Print the records below exactly, and do not carry over any picture.
★ ★ ★
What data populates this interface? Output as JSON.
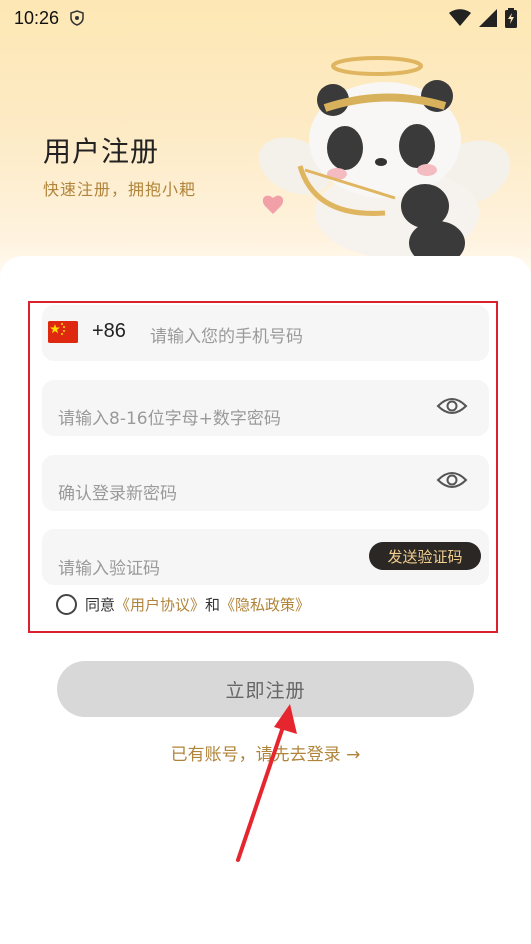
{
  "status_bar": {
    "time": "10:26",
    "icons": [
      "shield-icon",
      "wifi-icon",
      "signal-icon",
      "battery-charging-icon"
    ]
  },
  "header": {
    "title": "用户注册",
    "subtitle": "快速注册，拥抱小耙"
  },
  "form": {
    "phone": {
      "country_flag": "china-flag-icon",
      "country_code": "+86",
      "placeholder": "请输入您的手机号码"
    },
    "password": {
      "placeholder": "请输入8-16位字母+数字密码",
      "toggle_icon": "eye-icon"
    },
    "confirm_password": {
      "placeholder": "确认登录新密码",
      "toggle_icon": "eye-icon"
    },
    "verification": {
      "placeholder": "请输入验证码",
      "send_button": "发送验证码"
    },
    "agreement": {
      "prefix": "同意",
      "user_agreement": "《用户协议》",
      "conjunction": "和",
      "privacy_policy": "《隐私政策》",
      "checked": false
    }
  },
  "actions": {
    "register_button": "立即注册",
    "login_link": "已有账号，请先去登录 →"
  },
  "colors": {
    "accent": "#b0843a",
    "highlight_frame": "#d9212f",
    "send_button_bg": "#2a2725",
    "send_button_text": "#f2cf8f",
    "register_button_bg": "#d8d8d8"
  }
}
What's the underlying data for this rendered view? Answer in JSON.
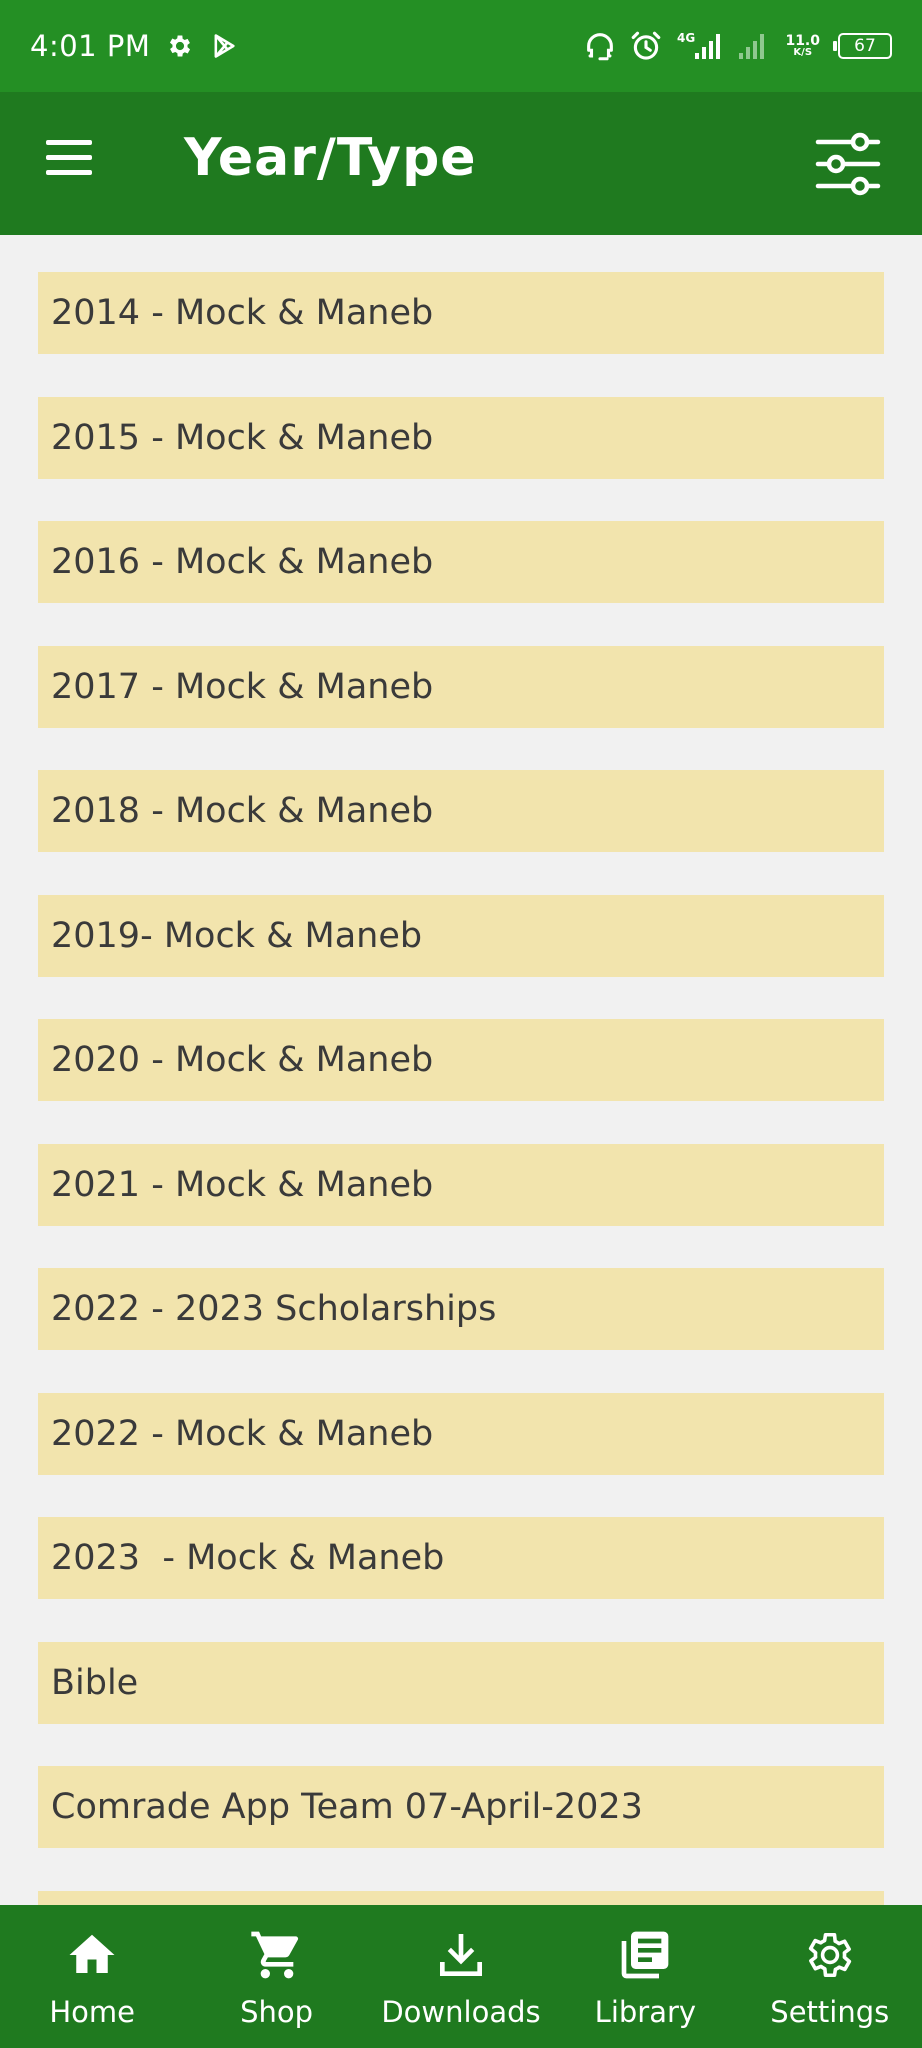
{
  "status_bar": {
    "time": "4:01 PM",
    "icons": [
      "gear-icon",
      "play-store-icon",
      "headset-icon",
      "alarm-icon",
      "signal-4g-icon",
      "signal-icon"
    ],
    "network_type": "4G",
    "net_speed": "11.0",
    "net_unit": "K/S",
    "battery": "67"
  },
  "app_bar": {
    "title": "Year/Type",
    "menu_icon": "hamburger-icon",
    "filter_icon": "sliders-icon"
  },
  "list": {
    "items": [
      "2014 - Mock & Maneb",
      "2015 - Mock & Maneb",
      "2016 - Mock & Maneb",
      "2017 - Mock & Maneb",
      "2018 - Mock & Maneb",
      "2019- Mock & Maneb",
      "2020 - Mock & Maneb",
      "2021 - Mock & Maneb",
      "2022 - 2023 Scholarships",
      "2022 - Mock & Maneb",
      "2023  - Mock & Maneb",
      "Bible",
      "Comrade App Team 07-April-2023",
      ""
    ]
  },
  "bottom_nav": {
    "items": [
      {
        "label": "Home",
        "icon": "home-icon"
      },
      {
        "label": "Shop",
        "icon": "cart-icon"
      },
      {
        "label": "Downloads",
        "icon": "download-icon"
      },
      {
        "label": "Library",
        "icon": "library-icon"
      },
      {
        "label": "Settings",
        "icon": "gear-icon"
      }
    ]
  },
  "colors": {
    "status_bar": "#248f24",
    "app_bar": "#1f7a1f",
    "list_item_bg": "#f2e4ad",
    "background": "#f1f1f1"
  }
}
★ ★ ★
--- EXERCISE ANSWER ---
What data populates this interface? Output as JSON.
{
  "status_bar": {
    "time": "10:26",
    "icons": [
      "shield-icon",
      "wifi-icon",
      "signal-icon",
      "battery-charging-icon"
    ]
  },
  "header": {
    "title": "用户注册",
    "subtitle": "快速注册，拥抱小耙"
  },
  "form": {
    "phone": {
      "country_flag": "china-flag-icon",
      "country_code": "+86",
      "placeholder": "请输入您的手机号码"
    },
    "password": {
      "placeholder": "请输入8-16位字母+数字密码",
      "toggle_icon": "eye-icon"
    },
    "confirm_password": {
      "placeholder": "确认登录新密码",
      "toggle_icon": "eye-icon"
    },
    "verification": {
      "placeholder": "请输入验证码",
      "send_button": "发送验证码"
    },
    "agreement": {
      "prefix": "同意",
      "user_agreement": "《用户协议》",
      "conjunction": "和",
      "privacy_policy": "《隐私政策》",
      "checked": false
    }
  },
  "actions": {
    "register_button": "立即注册",
    "login_link": "已有账号，请先去登录 →"
  },
  "colors": {
    "accent": "#b0843a",
    "highlight_frame": "#d9212f",
    "send_button_bg": "#2a2725",
    "send_button_text": "#f2cf8f",
    "register_button_bg": "#d8d8d8"
  }
}
What's the underlying data for this rendered view? Answer in JSON.
{
  "status_bar": {
    "time": "4:01 PM",
    "icons": [
      "gear-icon",
      "play-store-icon",
      "headset-icon",
      "alarm-icon",
      "signal-4g-icon",
      "signal-icon"
    ],
    "network_type": "4G",
    "net_speed": "11.0",
    "net_unit": "K/S",
    "battery": "67"
  },
  "app_bar": {
    "title": "Year/Type",
    "menu_icon": "hamburger-icon",
    "filter_icon": "sliders-icon"
  },
  "list": {
    "items": [
      "2014 - Mock & Maneb",
      "2015 - Mock & Maneb",
      "2016 - Mock & Maneb",
      "2017 - Mock & Maneb",
      "2018 - Mock & Maneb",
      "2019- Mock & Maneb",
      "2020 - Mock & Maneb",
      "2021 - Mock & Maneb",
      "2022 - 2023 Scholarships",
      "2022 - Mock & Maneb",
      "2023  - Mock & Maneb",
      "Bible",
      "Comrade App Team 07-April-2023",
      ""
    ]
  },
  "bottom_nav": {
    "items": [
      {
        "label": "Home",
        "icon": "home-icon"
      },
      {
        "label": "Shop",
        "icon": "cart-icon"
      },
      {
        "label": "Downloads",
        "icon": "download-icon"
      },
      {
        "label": "Library",
        "icon": "library-icon"
      },
      {
        "label": "Settings",
        "icon": "gear-icon"
      }
    ]
  },
  "colors": {
    "status_bar": "#248f24",
    "app_bar": "#1f7a1f",
    "list_item_bg": "#f2e4ad",
    "background": "#f1f1f1"
  }
}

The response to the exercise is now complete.